Input —
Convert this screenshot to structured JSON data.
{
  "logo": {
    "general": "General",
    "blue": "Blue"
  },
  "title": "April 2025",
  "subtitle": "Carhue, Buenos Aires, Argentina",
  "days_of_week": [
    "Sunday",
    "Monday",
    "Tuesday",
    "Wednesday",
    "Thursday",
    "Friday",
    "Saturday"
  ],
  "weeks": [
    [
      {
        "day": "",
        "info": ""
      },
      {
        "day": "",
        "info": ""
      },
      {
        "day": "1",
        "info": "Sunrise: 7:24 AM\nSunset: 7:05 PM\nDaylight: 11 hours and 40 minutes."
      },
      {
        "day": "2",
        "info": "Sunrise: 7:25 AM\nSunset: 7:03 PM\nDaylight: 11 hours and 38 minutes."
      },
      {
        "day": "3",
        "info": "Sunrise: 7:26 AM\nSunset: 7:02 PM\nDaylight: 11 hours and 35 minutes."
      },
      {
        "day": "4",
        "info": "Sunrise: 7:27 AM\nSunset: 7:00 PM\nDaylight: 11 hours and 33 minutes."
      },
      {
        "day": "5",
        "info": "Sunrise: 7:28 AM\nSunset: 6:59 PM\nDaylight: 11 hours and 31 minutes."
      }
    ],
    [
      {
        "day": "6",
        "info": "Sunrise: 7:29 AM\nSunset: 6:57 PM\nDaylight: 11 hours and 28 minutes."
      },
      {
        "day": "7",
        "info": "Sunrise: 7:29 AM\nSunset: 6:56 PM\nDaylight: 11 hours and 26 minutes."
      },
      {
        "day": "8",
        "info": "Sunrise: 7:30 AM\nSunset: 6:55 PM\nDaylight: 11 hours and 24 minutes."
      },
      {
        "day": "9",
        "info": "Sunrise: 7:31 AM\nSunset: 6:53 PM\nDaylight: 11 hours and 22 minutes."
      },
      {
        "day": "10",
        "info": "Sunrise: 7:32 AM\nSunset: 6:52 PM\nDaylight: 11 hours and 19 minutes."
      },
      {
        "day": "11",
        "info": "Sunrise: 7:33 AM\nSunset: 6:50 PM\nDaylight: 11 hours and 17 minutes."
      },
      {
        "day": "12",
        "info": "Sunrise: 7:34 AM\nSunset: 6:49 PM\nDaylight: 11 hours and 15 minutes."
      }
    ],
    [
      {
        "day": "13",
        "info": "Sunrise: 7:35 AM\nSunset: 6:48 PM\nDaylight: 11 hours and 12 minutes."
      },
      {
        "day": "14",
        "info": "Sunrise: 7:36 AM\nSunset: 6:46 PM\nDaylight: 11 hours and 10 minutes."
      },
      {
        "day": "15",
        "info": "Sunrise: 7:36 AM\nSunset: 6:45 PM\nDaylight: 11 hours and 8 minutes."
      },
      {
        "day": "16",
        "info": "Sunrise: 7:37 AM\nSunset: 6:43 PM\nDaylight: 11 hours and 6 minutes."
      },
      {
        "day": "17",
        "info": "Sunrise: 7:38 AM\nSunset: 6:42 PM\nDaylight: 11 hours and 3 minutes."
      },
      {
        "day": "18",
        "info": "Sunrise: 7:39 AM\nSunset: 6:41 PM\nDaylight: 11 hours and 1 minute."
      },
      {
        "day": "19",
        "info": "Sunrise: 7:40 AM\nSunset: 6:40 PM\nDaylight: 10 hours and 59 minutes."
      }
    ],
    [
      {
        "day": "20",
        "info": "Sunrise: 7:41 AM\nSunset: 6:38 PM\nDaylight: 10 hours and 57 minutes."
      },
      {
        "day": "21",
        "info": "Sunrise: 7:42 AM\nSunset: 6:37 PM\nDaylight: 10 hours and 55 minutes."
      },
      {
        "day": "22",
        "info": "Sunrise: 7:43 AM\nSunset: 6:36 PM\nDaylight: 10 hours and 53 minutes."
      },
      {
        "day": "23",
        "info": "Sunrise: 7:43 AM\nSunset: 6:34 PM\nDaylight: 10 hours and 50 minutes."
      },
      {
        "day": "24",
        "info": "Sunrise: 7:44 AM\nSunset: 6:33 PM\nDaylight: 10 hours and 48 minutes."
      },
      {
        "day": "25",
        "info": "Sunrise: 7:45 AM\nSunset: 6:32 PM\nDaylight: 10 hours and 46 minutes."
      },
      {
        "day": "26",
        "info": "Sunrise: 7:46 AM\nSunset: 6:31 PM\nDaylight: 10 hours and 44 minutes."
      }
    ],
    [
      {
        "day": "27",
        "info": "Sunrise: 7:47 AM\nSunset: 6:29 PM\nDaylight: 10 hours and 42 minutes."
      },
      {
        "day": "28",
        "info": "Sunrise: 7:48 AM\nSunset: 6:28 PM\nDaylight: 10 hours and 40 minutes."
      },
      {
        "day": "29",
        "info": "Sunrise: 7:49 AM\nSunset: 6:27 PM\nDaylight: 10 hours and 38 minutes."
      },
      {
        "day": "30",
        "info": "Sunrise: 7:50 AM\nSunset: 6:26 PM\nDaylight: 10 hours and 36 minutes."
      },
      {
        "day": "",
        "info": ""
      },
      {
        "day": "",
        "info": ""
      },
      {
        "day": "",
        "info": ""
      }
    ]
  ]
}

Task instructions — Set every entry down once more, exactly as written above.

Response to the task —
Convert this screenshot to structured JSON data.
{
  "logo": {
    "general": "General",
    "blue": "Blue"
  },
  "title": "April 2025",
  "subtitle": "Carhue, Buenos Aires, Argentina",
  "days_of_week": [
    "Sunday",
    "Monday",
    "Tuesday",
    "Wednesday",
    "Thursday",
    "Friday",
    "Saturday"
  ],
  "weeks": [
    [
      {
        "day": "",
        "info": ""
      },
      {
        "day": "",
        "info": ""
      },
      {
        "day": "1",
        "info": "Sunrise: 7:24 AM\nSunset: 7:05 PM\nDaylight: 11 hours and 40 minutes."
      },
      {
        "day": "2",
        "info": "Sunrise: 7:25 AM\nSunset: 7:03 PM\nDaylight: 11 hours and 38 minutes."
      },
      {
        "day": "3",
        "info": "Sunrise: 7:26 AM\nSunset: 7:02 PM\nDaylight: 11 hours and 35 minutes."
      },
      {
        "day": "4",
        "info": "Sunrise: 7:27 AM\nSunset: 7:00 PM\nDaylight: 11 hours and 33 minutes."
      },
      {
        "day": "5",
        "info": "Sunrise: 7:28 AM\nSunset: 6:59 PM\nDaylight: 11 hours and 31 minutes."
      }
    ],
    [
      {
        "day": "6",
        "info": "Sunrise: 7:29 AM\nSunset: 6:57 PM\nDaylight: 11 hours and 28 minutes."
      },
      {
        "day": "7",
        "info": "Sunrise: 7:29 AM\nSunset: 6:56 PM\nDaylight: 11 hours and 26 minutes."
      },
      {
        "day": "8",
        "info": "Sunrise: 7:30 AM\nSunset: 6:55 PM\nDaylight: 11 hours and 24 minutes."
      },
      {
        "day": "9",
        "info": "Sunrise: 7:31 AM\nSunset: 6:53 PM\nDaylight: 11 hours and 22 minutes."
      },
      {
        "day": "10",
        "info": "Sunrise: 7:32 AM\nSunset: 6:52 PM\nDaylight: 11 hours and 19 minutes."
      },
      {
        "day": "11",
        "info": "Sunrise: 7:33 AM\nSunset: 6:50 PM\nDaylight: 11 hours and 17 minutes."
      },
      {
        "day": "12",
        "info": "Sunrise: 7:34 AM\nSunset: 6:49 PM\nDaylight: 11 hours and 15 minutes."
      }
    ],
    [
      {
        "day": "13",
        "info": "Sunrise: 7:35 AM\nSunset: 6:48 PM\nDaylight: 11 hours and 12 minutes."
      },
      {
        "day": "14",
        "info": "Sunrise: 7:36 AM\nSunset: 6:46 PM\nDaylight: 11 hours and 10 minutes."
      },
      {
        "day": "15",
        "info": "Sunrise: 7:36 AM\nSunset: 6:45 PM\nDaylight: 11 hours and 8 minutes."
      },
      {
        "day": "16",
        "info": "Sunrise: 7:37 AM\nSunset: 6:43 PM\nDaylight: 11 hours and 6 minutes."
      },
      {
        "day": "17",
        "info": "Sunrise: 7:38 AM\nSunset: 6:42 PM\nDaylight: 11 hours and 3 minutes."
      },
      {
        "day": "18",
        "info": "Sunrise: 7:39 AM\nSunset: 6:41 PM\nDaylight: 11 hours and 1 minute."
      },
      {
        "day": "19",
        "info": "Sunrise: 7:40 AM\nSunset: 6:40 PM\nDaylight: 10 hours and 59 minutes."
      }
    ],
    [
      {
        "day": "20",
        "info": "Sunrise: 7:41 AM\nSunset: 6:38 PM\nDaylight: 10 hours and 57 minutes."
      },
      {
        "day": "21",
        "info": "Sunrise: 7:42 AM\nSunset: 6:37 PM\nDaylight: 10 hours and 55 minutes."
      },
      {
        "day": "22",
        "info": "Sunrise: 7:43 AM\nSunset: 6:36 PM\nDaylight: 10 hours and 53 minutes."
      },
      {
        "day": "23",
        "info": "Sunrise: 7:43 AM\nSunset: 6:34 PM\nDaylight: 10 hours and 50 minutes."
      },
      {
        "day": "24",
        "info": "Sunrise: 7:44 AM\nSunset: 6:33 PM\nDaylight: 10 hours and 48 minutes."
      },
      {
        "day": "25",
        "info": "Sunrise: 7:45 AM\nSunset: 6:32 PM\nDaylight: 10 hours and 46 minutes."
      },
      {
        "day": "26",
        "info": "Sunrise: 7:46 AM\nSunset: 6:31 PM\nDaylight: 10 hours and 44 minutes."
      }
    ],
    [
      {
        "day": "27",
        "info": "Sunrise: 7:47 AM\nSunset: 6:29 PM\nDaylight: 10 hours and 42 minutes."
      },
      {
        "day": "28",
        "info": "Sunrise: 7:48 AM\nSunset: 6:28 PM\nDaylight: 10 hours and 40 minutes."
      },
      {
        "day": "29",
        "info": "Sunrise: 7:49 AM\nSunset: 6:27 PM\nDaylight: 10 hours and 38 minutes."
      },
      {
        "day": "30",
        "info": "Sunrise: 7:50 AM\nSunset: 6:26 PM\nDaylight: 10 hours and 36 minutes."
      },
      {
        "day": "",
        "info": ""
      },
      {
        "day": "",
        "info": ""
      },
      {
        "day": "",
        "info": ""
      }
    ]
  ]
}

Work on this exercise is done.